* [Requirement]:
Count how many lines in the data hold "icon". Only the number.
____
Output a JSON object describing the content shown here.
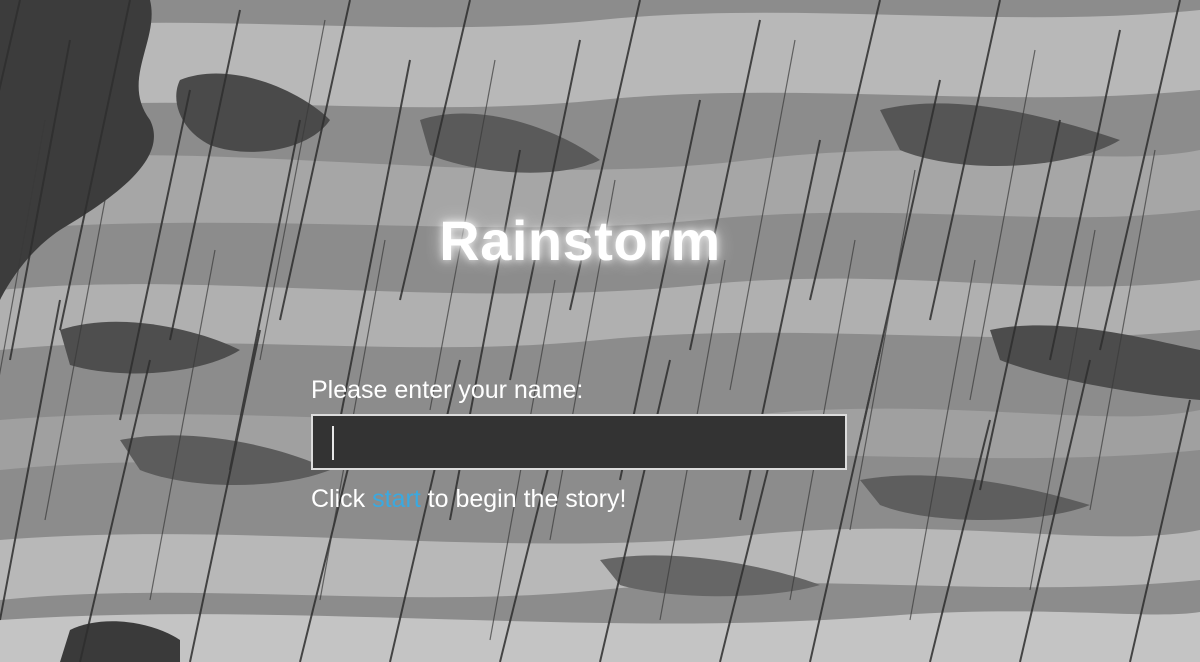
{
  "game": {
    "title": "Rainstorm",
    "name_prompt": "Please enter your name:",
    "name_input": {
      "value": "",
      "placeholder": ""
    },
    "hint_before": "Click ",
    "start_link": "start",
    "hint_after": " to begin the story!",
    "link_color": "#3aa9e0"
  },
  "background": {
    "image": "rainstorm-clouds",
    "palette": [
      "#3a3a3a",
      "#5e5e5e",
      "#8a8a8a",
      "#b4b4b4",
      "#d6d6d6"
    ]
  }
}
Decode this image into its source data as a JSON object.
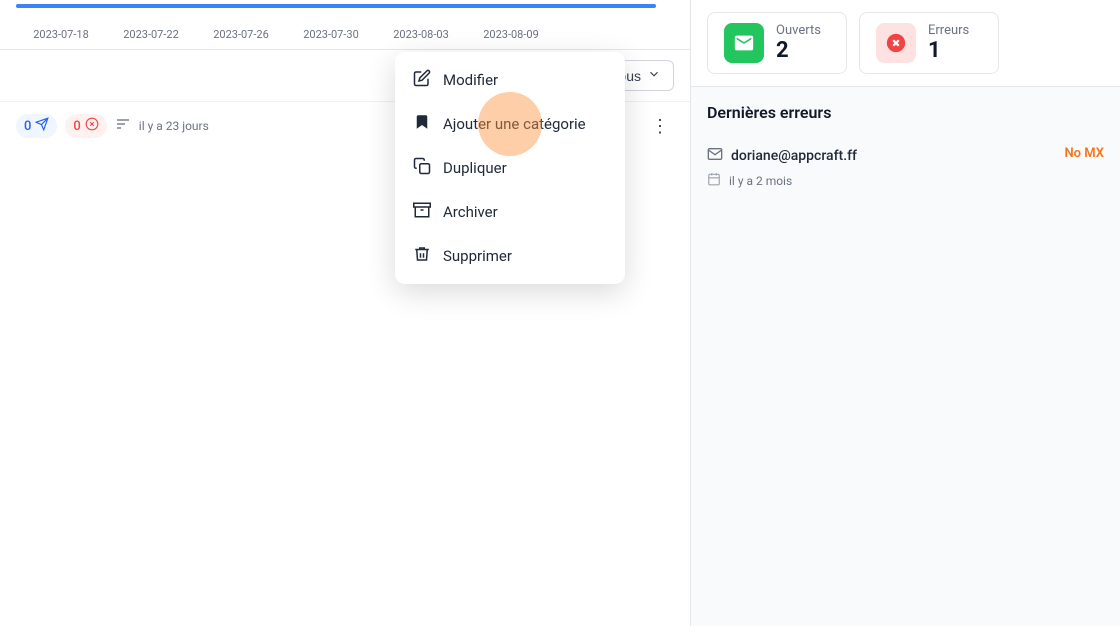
{
  "timeline": {
    "labels": [
      "2023-07-18",
      "2023-07-22",
      "2023-07-26",
      "2023-07-30",
      "2023-08-03",
      "2023-08-09"
    ]
  },
  "filter": {
    "label": "Tous",
    "icon": "bookmark-icon"
  },
  "campaign": {
    "stat_open": "0",
    "stat_error": "0",
    "time_ago": "il y a 23 jours"
  },
  "dropdown": {
    "items": [
      {
        "id": "modifier",
        "label": "Modifier",
        "icon": "edit-icon"
      },
      {
        "id": "add-category",
        "label": "Ajouter une catégorie",
        "icon": "bookmark-add-icon"
      },
      {
        "id": "dupliquer",
        "label": "Dupliquer",
        "icon": "copy-icon"
      },
      {
        "id": "archiver",
        "label": "Archiver",
        "icon": "archive-icon"
      },
      {
        "id": "supprimer",
        "label": "Supprimer",
        "icon": "trash-icon"
      }
    ]
  },
  "stats": {
    "open": {
      "label": "Ouverts",
      "value": "2"
    },
    "errors": {
      "label": "Erreurs",
      "value": "1"
    }
  },
  "errors_section": {
    "title": "Dernières erreurs",
    "items": [
      {
        "email": "doriane@appcraft.ff",
        "date": "il y a 2 mois",
        "badge": "No MX"
      }
    ]
  }
}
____
* [Expected answer]:
6